What needs to be done => Number of lines below with the word "caption": state it and write nothing more.

Data for this task =>
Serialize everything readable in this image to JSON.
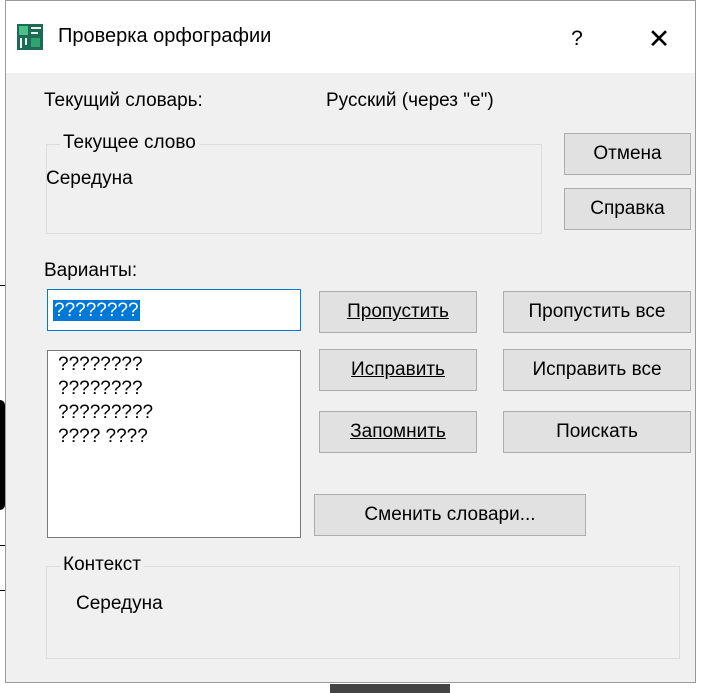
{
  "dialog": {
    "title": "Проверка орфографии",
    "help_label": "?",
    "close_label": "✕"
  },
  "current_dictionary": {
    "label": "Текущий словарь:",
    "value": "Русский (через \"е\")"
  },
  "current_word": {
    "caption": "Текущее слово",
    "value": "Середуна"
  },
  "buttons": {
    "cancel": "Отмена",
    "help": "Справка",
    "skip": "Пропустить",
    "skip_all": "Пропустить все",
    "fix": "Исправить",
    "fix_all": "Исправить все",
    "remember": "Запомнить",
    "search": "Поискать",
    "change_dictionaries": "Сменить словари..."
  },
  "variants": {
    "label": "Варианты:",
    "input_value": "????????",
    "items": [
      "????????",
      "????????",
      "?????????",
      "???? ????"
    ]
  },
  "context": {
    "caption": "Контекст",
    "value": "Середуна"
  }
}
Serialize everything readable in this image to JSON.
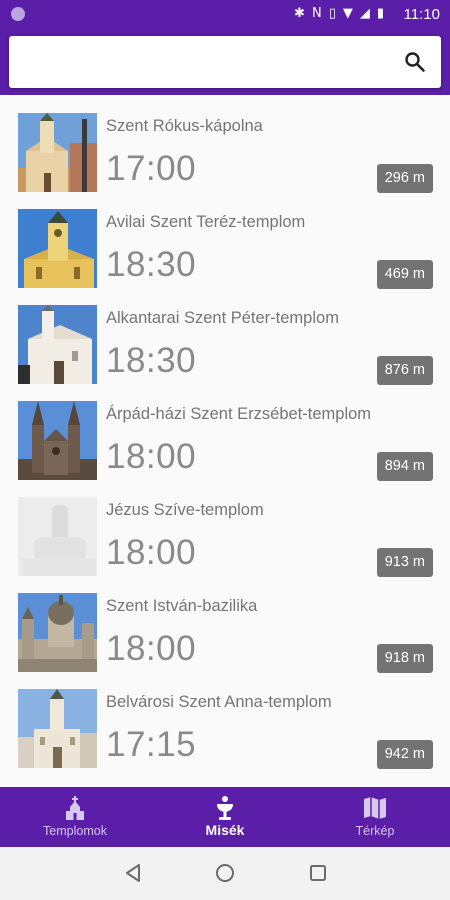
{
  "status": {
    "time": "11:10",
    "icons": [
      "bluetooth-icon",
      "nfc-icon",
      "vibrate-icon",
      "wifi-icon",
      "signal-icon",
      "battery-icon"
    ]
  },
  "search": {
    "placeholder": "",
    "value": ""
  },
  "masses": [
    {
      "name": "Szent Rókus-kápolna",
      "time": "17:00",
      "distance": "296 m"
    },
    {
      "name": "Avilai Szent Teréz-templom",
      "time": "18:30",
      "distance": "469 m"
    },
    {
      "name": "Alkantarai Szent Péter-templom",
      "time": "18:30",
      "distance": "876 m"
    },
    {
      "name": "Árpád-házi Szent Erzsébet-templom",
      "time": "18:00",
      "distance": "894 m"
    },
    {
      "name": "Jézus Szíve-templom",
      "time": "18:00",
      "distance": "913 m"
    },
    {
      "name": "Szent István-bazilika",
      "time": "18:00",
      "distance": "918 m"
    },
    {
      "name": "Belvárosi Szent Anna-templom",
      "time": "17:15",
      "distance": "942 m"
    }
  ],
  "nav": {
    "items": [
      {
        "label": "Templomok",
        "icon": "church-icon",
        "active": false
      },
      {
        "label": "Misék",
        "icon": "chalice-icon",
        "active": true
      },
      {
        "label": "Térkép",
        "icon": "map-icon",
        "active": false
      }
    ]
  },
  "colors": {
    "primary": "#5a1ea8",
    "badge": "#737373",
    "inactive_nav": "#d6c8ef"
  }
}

Problem solution => 2